What the exercise asks >> The lines below should be written out again in full, exactly as they are.

═════ The data ═════

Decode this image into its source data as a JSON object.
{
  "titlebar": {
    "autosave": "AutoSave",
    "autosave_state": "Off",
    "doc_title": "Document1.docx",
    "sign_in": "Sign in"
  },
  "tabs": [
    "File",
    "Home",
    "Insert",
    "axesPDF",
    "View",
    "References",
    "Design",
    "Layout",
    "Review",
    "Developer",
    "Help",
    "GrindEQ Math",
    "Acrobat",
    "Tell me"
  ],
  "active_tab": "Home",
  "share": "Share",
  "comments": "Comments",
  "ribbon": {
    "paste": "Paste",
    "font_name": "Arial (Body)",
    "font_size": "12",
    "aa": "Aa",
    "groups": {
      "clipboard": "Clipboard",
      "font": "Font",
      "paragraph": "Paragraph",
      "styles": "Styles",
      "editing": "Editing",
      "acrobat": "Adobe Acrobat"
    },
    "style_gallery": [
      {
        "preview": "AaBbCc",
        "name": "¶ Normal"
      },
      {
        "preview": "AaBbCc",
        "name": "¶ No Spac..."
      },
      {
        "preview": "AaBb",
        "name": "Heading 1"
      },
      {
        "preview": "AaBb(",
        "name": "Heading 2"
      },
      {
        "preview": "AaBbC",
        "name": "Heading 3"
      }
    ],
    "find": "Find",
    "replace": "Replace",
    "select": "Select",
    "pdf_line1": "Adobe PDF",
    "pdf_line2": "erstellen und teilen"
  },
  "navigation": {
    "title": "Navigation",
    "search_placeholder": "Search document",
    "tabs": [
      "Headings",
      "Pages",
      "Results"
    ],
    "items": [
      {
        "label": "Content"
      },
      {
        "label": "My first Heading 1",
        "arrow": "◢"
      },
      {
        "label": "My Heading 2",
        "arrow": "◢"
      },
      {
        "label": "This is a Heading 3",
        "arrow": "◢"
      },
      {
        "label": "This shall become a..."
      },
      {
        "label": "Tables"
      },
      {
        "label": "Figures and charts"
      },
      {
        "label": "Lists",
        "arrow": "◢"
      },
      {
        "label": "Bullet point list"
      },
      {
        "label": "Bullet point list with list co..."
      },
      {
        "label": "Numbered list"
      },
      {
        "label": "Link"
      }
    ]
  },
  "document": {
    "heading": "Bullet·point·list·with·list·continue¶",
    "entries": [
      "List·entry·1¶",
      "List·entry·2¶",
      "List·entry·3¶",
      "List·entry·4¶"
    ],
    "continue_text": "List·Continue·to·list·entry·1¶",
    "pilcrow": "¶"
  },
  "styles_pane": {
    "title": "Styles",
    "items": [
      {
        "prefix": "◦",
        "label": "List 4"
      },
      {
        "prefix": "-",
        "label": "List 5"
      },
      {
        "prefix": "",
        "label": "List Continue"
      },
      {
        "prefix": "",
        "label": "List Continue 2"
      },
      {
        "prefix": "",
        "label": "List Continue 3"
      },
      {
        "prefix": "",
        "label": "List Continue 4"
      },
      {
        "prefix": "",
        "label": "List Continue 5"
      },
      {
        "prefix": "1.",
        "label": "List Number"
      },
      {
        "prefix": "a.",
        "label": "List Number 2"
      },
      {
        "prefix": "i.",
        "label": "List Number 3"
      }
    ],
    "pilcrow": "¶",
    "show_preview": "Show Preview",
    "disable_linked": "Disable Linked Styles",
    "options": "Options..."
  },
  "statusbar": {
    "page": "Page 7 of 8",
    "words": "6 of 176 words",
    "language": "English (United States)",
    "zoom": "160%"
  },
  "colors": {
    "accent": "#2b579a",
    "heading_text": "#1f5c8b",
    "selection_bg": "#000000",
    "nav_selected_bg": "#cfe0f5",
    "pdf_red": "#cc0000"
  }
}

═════

Task output >>
Decode this image into its source data as a JSON object.
{
  "titlebar": {
    "autosave": "AutoSave",
    "autosave_state": "Off",
    "doc_title": "Document1.docx",
    "sign_in": "Sign in"
  },
  "tabs": [
    "File",
    "Home",
    "Insert",
    "axesPDF",
    "View",
    "References",
    "Design",
    "Layout",
    "Review",
    "Developer",
    "Help",
    "GrindEQ Math",
    "Acrobat",
    "Tell me"
  ],
  "active_tab": "Home",
  "share": "Share",
  "comments": "Comments",
  "ribbon": {
    "paste": "Paste",
    "font_name": "Arial (Body)",
    "font_size": "12",
    "aa": "Aa",
    "groups": {
      "clipboard": "Clipboard",
      "font": "Font",
      "paragraph": "Paragraph",
      "styles": "Styles",
      "editing": "Editing",
      "acrobat": "Adobe Acrobat"
    },
    "style_gallery": [
      {
        "preview": "AaBbCc",
        "name": "¶ Normal"
      },
      {
        "preview": "AaBbCc",
        "name": "¶ No Spac..."
      },
      {
        "preview": "AaBb",
        "name": "Heading 1"
      },
      {
        "preview": "AaBb(",
        "name": "Heading 2"
      },
      {
        "preview": "AaBbC",
        "name": "Heading 3"
      }
    ],
    "find": "Find",
    "replace": "Replace",
    "select": "Select",
    "pdf_line1": "Adobe PDF",
    "pdf_line2": "erstellen und teilen"
  },
  "navigation": {
    "title": "Navigation",
    "search_placeholder": "Search document",
    "tabs": [
      "Headings",
      "Pages",
      "Results"
    ],
    "items": [
      {
        "label": "Content"
      },
      {
        "label": "My first Heading 1",
        "arrow": "◢"
      },
      {
        "label": "My Heading 2",
        "arrow": "◢"
      },
      {
        "label": "This is a Heading 3",
        "arrow": "◢"
      },
      {
        "label": "This shall become a..."
      },
      {
        "label": "Tables"
      },
      {
        "label": "Figures and charts"
      },
      {
        "label": "Lists",
        "arrow": "◢"
      },
      {
        "label": "Bullet point list"
      },
      {
        "label": "Bullet point list with list co..."
      },
      {
        "label": "Numbered list"
      },
      {
        "label": "Link"
      }
    ]
  },
  "document": {
    "heading": "Bullet·point·list·with·list·continue¶",
    "entries": [
      "List·entry·1¶",
      "List·entry·2¶",
      "List·entry·3¶",
      "List·entry·4¶"
    ],
    "continue_text": "List·Continue·to·list·entry·1¶",
    "pilcrow": "¶"
  },
  "styles_pane": {
    "title": "Styles",
    "items": [
      {
        "prefix": "◦",
        "label": "List 4"
      },
      {
        "prefix": "-",
        "label": "List 5"
      },
      {
        "prefix": "",
        "label": "List Continue"
      },
      {
        "prefix": "",
        "label": "List Continue 2"
      },
      {
        "prefix": "",
        "label": "List Continue 3"
      },
      {
        "prefix": "",
        "label": "List Continue 4"
      },
      {
        "prefix": "",
        "label": "List Continue 5"
      },
      {
        "prefix": "1.",
        "label": "List Number"
      },
      {
        "prefix": "a.",
        "label": "List Number 2"
      },
      {
        "prefix": "i.",
        "label": "List Number 3"
      }
    ],
    "pilcrow": "¶",
    "show_preview": "Show Preview",
    "disable_linked": "Disable Linked Styles",
    "options": "Options..."
  },
  "statusbar": {
    "page": "Page 7 of 8",
    "words": "6 of 176 words",
    "language": "English (United States)",
    "zoom": "160%"
  },
  "colors": {
    "accent": "#2b579a",
    "heading_text": "#1f5c8b",
    "selection_bg": "#000000",
    "nav_selected_bg": "#cfe0f5",
    "pdf_red": "#cc0000"
  }
}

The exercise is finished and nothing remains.